Moreover, they have made available a great corpus of difficult-to-find or forgotten work, not only from the English tradition, but from around the entire Anglican Communion, spanning the Henrician years up to today. Readers will not only encounter the familiar luminaries of Anglicanism, Cranmer, Hooker, Jewell, Taylor, Maurice, Temple, &c., but also holy people whose startling originality well justifies their rescue from oblivion. People like Richard Davies, expounding the truth “with God enough, without God nothing” (p. 54) Susanna Hopton’s passionate prayers of identification with Christ (p.226). Mary Astell’s proto-feminism, using the Bible to undo common prejudices about women (p.260). John Jebb’s squib on the Anglican genius which “encourages investigation” but “checks presumption” (p. 362). John Figgis’ hard saying, “To other faith is the bright serenity of unclouded vision; to me it is the angel of agony, the boon of daily and hourly conflict” (p.548). Gwen Harwood’s marvelous poem on death that ends

[Death]’ll wear my face and yours.
Not as we were, thank God. As we shall be
When we let go of the world, late ripe fruit falling.
What we are is beyond him utterly. (p. 731)

What these pious authors have in common is not some peculiar English character but rather a spirit that is recognizably Anglican: knowing themselves to be part of a Communion of holy people that reaches back before history. They each view the human condition, including their own, with a gimlet eye, always alert to self-deception and hidden pride. And they know that it is through the Church, that great collection of sinners, that God has revealed the means of grace and given us the hope of glory. Love’s Redeeming Work is principally a most welcome aid to becoming a holy person. But it does so by helping us avail ourselves of the incredible wealth that Anglicans have to mine. It deserves a place in every library that claims to be a serious collection of essential Christian resources.

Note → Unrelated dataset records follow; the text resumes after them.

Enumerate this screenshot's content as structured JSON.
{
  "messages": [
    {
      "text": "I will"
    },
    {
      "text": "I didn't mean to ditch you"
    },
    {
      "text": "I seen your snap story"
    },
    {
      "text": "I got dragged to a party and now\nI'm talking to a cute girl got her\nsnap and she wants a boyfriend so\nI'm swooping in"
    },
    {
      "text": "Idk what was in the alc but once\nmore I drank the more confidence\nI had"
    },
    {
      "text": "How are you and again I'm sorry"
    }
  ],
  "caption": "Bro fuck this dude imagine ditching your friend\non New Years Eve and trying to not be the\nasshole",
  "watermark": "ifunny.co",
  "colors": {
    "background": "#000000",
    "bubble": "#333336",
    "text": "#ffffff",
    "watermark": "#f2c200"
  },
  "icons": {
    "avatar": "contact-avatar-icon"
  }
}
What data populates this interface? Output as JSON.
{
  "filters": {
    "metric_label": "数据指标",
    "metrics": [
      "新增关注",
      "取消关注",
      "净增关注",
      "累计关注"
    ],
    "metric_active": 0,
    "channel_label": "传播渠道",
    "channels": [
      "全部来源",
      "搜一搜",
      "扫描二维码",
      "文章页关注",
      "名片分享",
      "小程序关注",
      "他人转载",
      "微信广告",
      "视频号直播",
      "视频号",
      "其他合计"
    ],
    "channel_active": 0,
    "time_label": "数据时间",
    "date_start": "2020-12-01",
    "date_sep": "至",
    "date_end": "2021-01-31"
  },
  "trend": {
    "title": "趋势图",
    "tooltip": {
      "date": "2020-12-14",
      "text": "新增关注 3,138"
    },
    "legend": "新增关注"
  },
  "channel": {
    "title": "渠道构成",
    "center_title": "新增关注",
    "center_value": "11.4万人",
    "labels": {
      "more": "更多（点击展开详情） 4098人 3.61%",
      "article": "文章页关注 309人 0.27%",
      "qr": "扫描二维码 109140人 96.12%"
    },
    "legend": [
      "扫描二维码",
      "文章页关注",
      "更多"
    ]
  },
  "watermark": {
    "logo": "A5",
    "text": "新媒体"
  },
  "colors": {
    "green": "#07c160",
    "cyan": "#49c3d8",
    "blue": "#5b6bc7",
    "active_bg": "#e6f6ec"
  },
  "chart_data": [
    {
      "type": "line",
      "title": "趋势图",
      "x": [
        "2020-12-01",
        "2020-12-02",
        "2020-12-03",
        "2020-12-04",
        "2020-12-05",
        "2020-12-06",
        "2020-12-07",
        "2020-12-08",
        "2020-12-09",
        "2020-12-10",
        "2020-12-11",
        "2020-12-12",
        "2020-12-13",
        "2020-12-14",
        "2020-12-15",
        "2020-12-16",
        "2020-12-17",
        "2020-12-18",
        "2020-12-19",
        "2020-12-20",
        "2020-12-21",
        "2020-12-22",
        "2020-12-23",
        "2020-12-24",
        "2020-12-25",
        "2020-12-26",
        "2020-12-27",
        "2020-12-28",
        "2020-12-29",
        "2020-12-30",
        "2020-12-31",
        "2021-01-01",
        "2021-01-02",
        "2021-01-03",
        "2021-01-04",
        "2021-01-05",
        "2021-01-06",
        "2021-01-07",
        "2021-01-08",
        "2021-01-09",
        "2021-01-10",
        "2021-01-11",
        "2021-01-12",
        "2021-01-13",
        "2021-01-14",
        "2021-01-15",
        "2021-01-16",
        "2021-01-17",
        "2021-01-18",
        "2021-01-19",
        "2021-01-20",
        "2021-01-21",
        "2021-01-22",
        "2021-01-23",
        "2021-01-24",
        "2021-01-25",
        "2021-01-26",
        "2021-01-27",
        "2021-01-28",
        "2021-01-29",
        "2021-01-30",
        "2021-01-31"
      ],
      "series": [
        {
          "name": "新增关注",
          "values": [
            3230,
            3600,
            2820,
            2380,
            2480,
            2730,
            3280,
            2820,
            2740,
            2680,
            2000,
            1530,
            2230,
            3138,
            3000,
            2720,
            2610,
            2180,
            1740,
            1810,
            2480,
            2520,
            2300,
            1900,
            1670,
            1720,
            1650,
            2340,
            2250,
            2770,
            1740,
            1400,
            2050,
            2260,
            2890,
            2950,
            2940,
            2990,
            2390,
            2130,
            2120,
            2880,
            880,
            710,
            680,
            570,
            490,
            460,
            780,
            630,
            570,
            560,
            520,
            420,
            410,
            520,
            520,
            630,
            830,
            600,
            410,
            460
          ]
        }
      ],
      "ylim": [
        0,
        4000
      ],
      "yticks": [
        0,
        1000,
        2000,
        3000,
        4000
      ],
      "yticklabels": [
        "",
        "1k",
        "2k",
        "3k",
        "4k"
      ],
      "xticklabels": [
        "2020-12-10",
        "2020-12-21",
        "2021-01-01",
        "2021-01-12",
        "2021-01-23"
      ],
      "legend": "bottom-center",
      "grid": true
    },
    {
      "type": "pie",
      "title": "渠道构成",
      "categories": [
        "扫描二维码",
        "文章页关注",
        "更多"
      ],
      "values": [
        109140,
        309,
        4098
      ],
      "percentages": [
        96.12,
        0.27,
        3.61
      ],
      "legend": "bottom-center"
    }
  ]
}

Reading about piety is not enough, however. It is time to throw off the shackle of convention and make it our aim, each of us, to become pious people, as God gives the grace. When we are ushered into the inestimable joy and brightness of the unmediated presence of the Holy Trinity, we will then find that we were there all along.

*Oxford University Press, Oxford 2001. Hardback, 799+xxxviii pages

Bishop Whalon welcomes comments or questions about this article. You can write to him at

THE RT REVD PIERRE W. WHALON is Bishop in Charge of the Convocation of American Churches in Europe.